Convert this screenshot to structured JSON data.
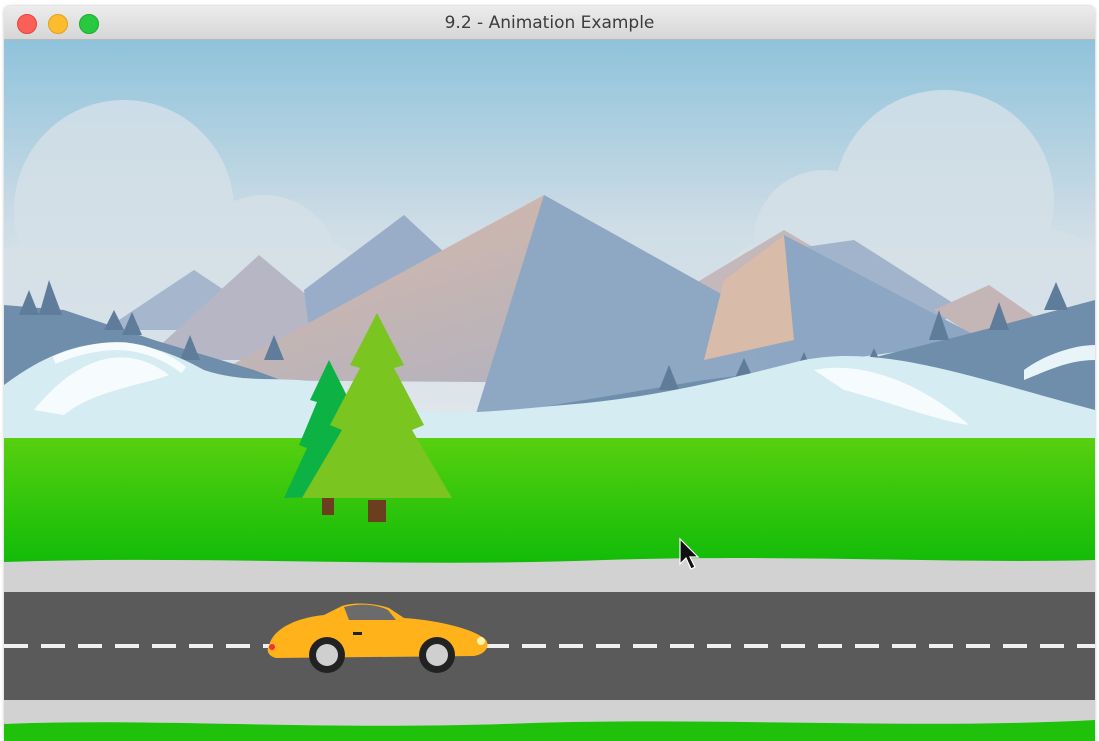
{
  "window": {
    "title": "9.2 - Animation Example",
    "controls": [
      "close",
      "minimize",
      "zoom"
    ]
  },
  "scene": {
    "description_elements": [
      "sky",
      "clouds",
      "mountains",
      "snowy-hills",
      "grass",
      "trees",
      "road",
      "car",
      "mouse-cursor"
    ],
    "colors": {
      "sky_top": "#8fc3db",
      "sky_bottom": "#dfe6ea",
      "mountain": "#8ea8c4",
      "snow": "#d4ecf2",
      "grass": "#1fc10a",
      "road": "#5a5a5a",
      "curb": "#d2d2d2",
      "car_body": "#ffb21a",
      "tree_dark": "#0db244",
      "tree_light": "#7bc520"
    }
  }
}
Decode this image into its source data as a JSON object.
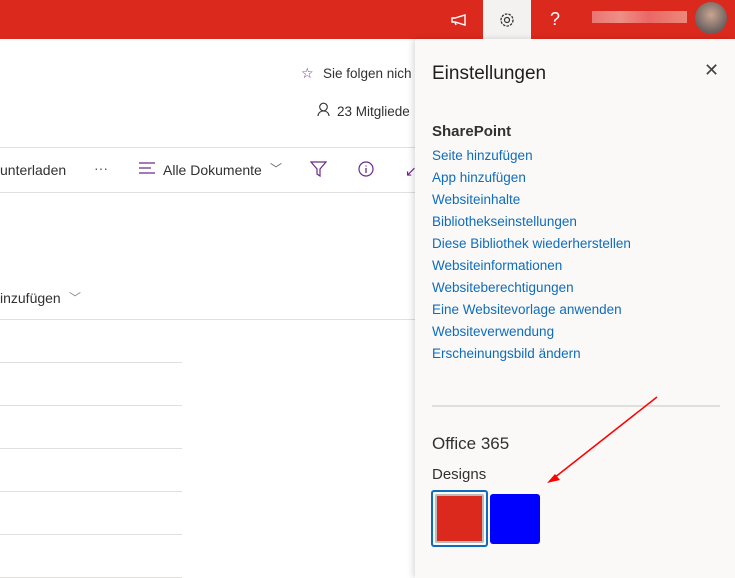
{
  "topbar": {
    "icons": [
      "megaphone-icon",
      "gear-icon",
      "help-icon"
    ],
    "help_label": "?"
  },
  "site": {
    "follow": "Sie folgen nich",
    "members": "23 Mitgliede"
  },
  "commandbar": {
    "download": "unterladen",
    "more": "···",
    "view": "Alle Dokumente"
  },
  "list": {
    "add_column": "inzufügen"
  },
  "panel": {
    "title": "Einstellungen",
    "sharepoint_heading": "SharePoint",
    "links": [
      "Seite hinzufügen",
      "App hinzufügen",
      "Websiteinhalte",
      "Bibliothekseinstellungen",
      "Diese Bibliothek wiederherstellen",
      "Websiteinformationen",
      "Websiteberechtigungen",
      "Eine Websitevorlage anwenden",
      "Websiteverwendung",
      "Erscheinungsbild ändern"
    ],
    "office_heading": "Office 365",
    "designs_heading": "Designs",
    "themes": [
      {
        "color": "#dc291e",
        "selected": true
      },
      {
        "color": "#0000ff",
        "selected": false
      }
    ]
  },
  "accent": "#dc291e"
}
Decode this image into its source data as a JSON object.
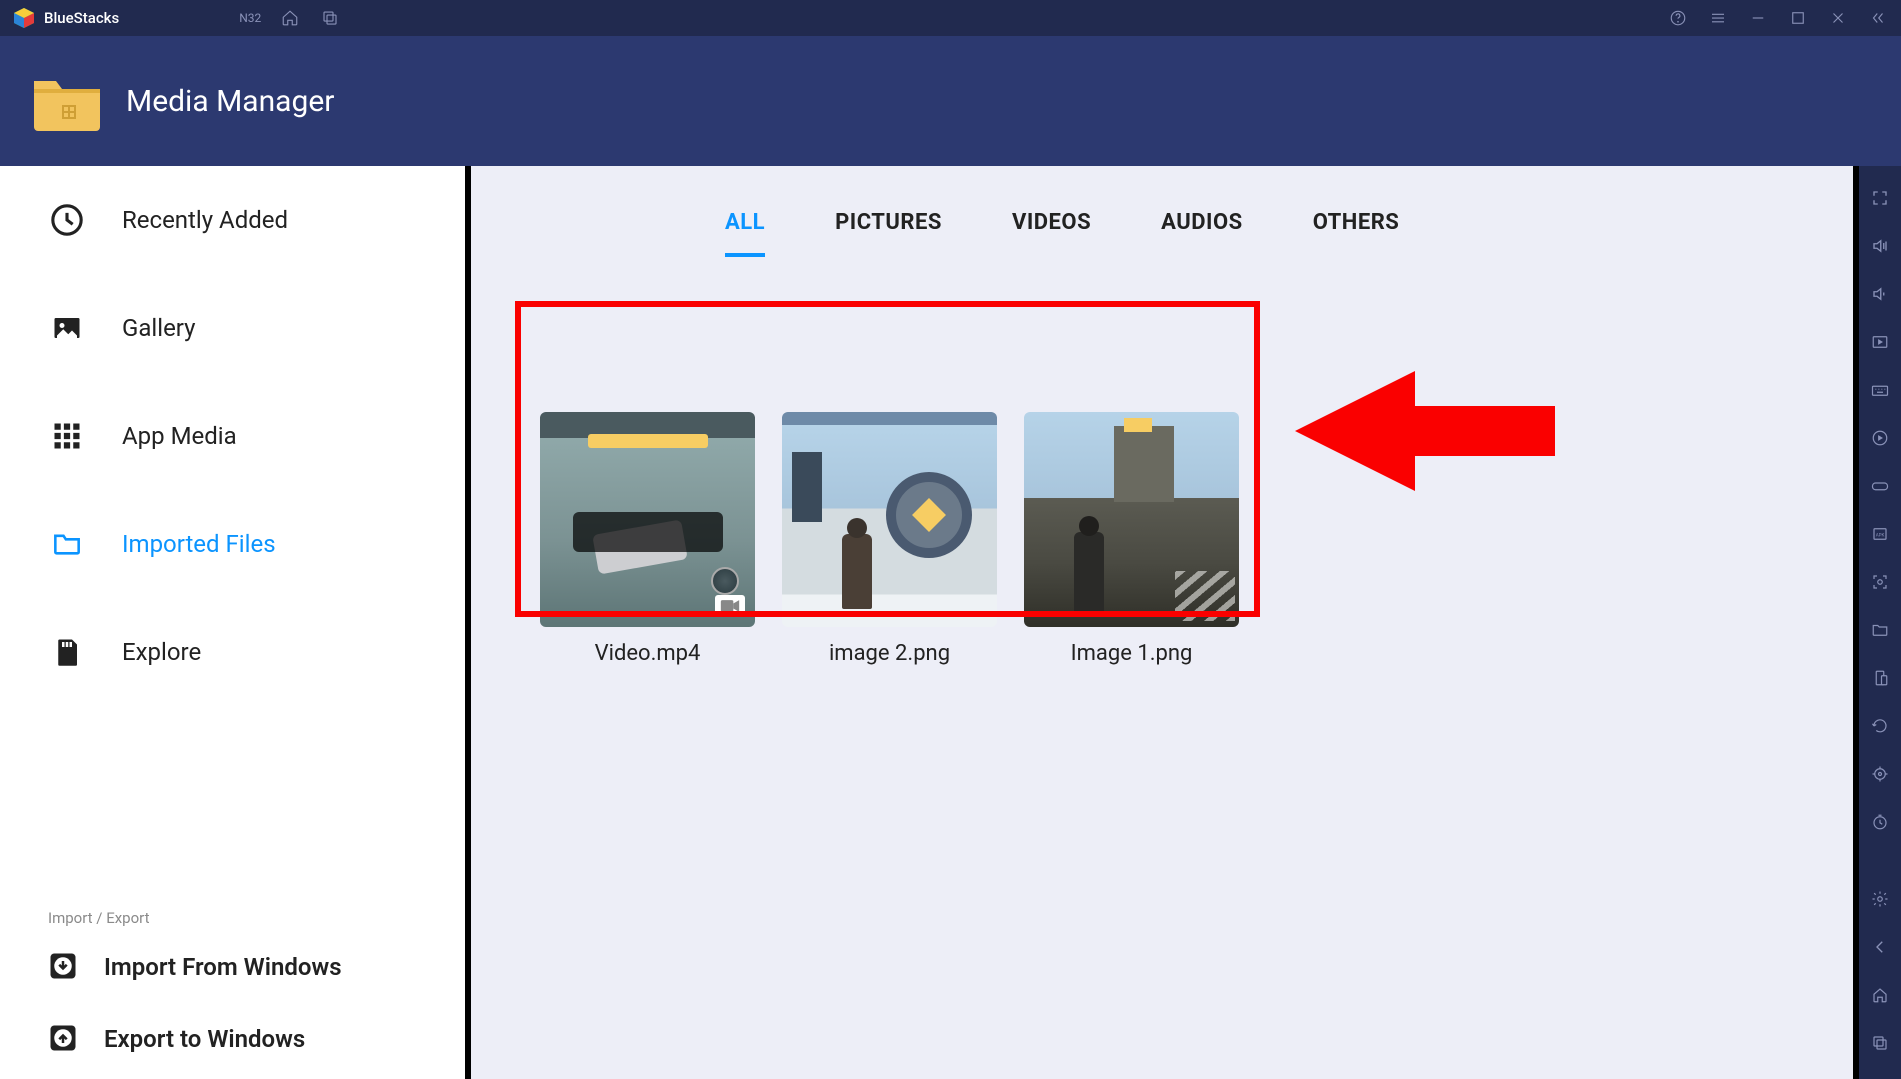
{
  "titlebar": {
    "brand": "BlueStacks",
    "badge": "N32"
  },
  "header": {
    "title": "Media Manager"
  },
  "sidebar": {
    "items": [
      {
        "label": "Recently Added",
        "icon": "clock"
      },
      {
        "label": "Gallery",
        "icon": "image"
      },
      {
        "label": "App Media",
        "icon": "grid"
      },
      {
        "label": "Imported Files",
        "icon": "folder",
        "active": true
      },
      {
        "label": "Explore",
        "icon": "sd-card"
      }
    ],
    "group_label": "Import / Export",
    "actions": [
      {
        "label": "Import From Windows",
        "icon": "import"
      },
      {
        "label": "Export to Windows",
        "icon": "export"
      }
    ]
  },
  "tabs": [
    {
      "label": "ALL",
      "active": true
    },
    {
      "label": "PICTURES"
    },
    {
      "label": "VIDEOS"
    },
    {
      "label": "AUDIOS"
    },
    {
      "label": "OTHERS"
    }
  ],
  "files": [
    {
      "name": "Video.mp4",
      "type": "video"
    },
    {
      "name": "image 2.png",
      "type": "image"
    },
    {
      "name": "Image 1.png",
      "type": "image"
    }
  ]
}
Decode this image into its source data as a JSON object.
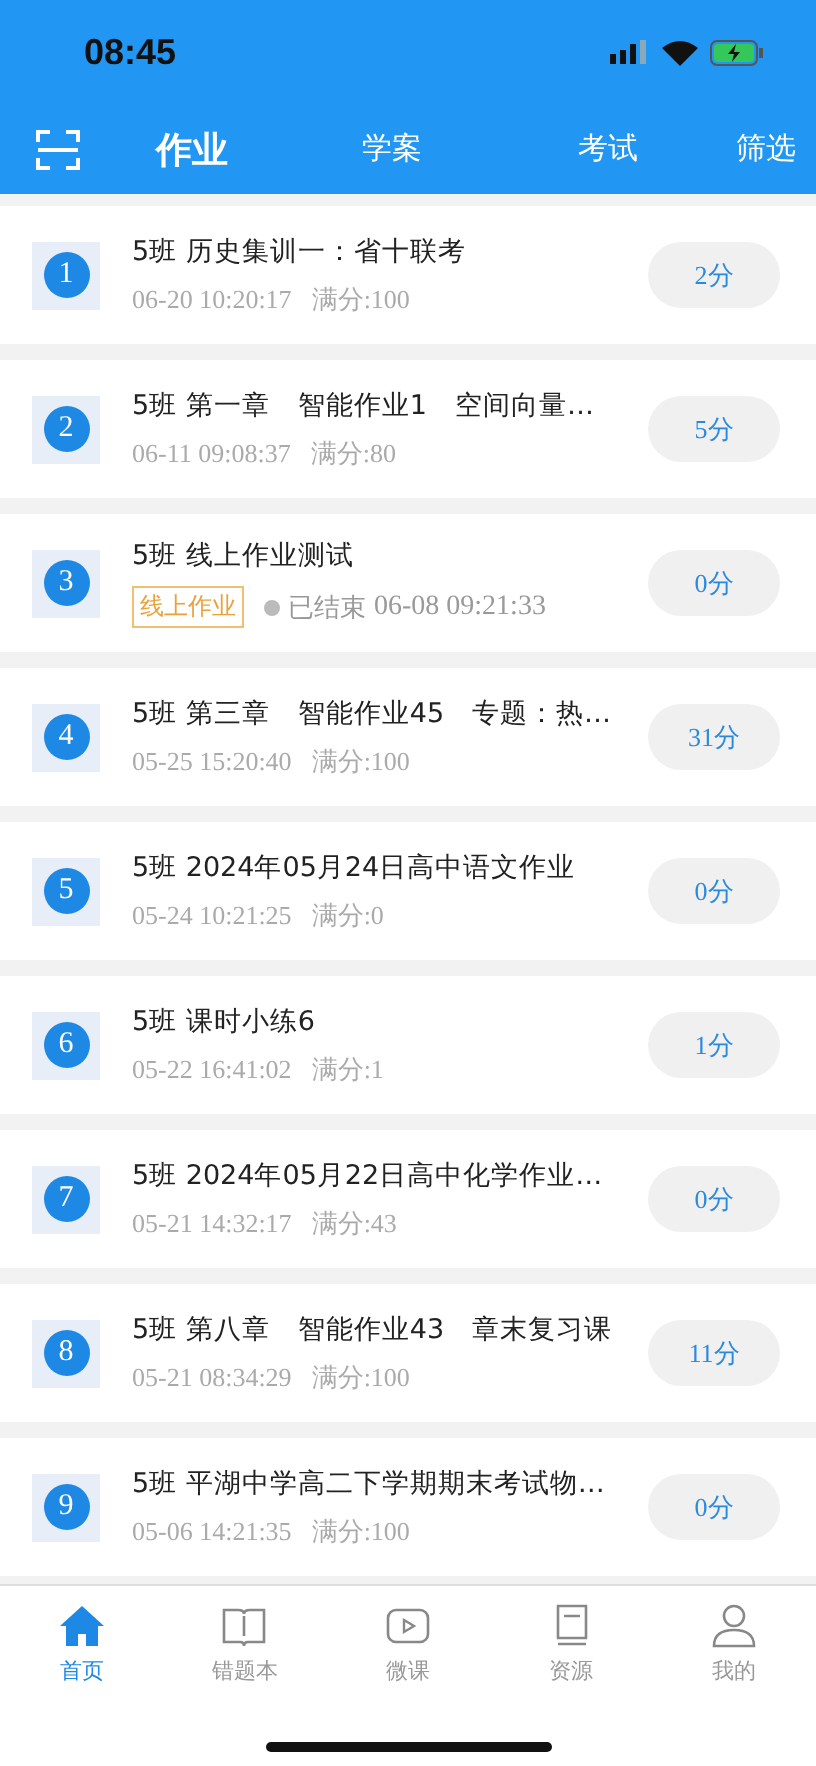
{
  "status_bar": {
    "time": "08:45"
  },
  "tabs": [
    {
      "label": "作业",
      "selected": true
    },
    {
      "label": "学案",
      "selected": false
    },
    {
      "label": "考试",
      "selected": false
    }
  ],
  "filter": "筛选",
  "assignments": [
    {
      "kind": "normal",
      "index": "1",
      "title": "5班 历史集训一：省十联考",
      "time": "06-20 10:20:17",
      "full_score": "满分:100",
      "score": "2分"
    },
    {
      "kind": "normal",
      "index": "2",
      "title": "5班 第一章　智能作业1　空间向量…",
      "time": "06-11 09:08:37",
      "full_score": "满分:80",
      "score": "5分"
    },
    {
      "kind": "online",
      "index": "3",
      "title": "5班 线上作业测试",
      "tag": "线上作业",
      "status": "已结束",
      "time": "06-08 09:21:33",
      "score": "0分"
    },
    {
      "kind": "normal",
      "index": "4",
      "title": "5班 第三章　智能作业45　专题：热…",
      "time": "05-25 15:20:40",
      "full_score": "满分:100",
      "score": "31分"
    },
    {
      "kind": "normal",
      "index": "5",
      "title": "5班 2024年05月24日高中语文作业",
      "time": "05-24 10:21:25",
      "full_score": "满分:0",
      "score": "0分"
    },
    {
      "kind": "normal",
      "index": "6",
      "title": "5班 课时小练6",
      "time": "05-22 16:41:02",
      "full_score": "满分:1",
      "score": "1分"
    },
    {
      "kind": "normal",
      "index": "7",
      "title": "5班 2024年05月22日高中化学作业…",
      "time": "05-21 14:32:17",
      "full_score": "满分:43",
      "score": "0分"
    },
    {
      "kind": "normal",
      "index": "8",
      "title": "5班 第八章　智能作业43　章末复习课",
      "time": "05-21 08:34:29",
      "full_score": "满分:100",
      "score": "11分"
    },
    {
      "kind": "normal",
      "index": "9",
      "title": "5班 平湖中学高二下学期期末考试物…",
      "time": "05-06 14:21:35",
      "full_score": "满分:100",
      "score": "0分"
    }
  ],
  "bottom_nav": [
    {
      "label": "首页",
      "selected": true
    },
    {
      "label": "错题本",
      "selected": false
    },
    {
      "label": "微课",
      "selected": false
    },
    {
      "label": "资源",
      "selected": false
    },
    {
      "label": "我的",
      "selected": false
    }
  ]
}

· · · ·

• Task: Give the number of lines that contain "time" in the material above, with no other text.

• Exercise output: 10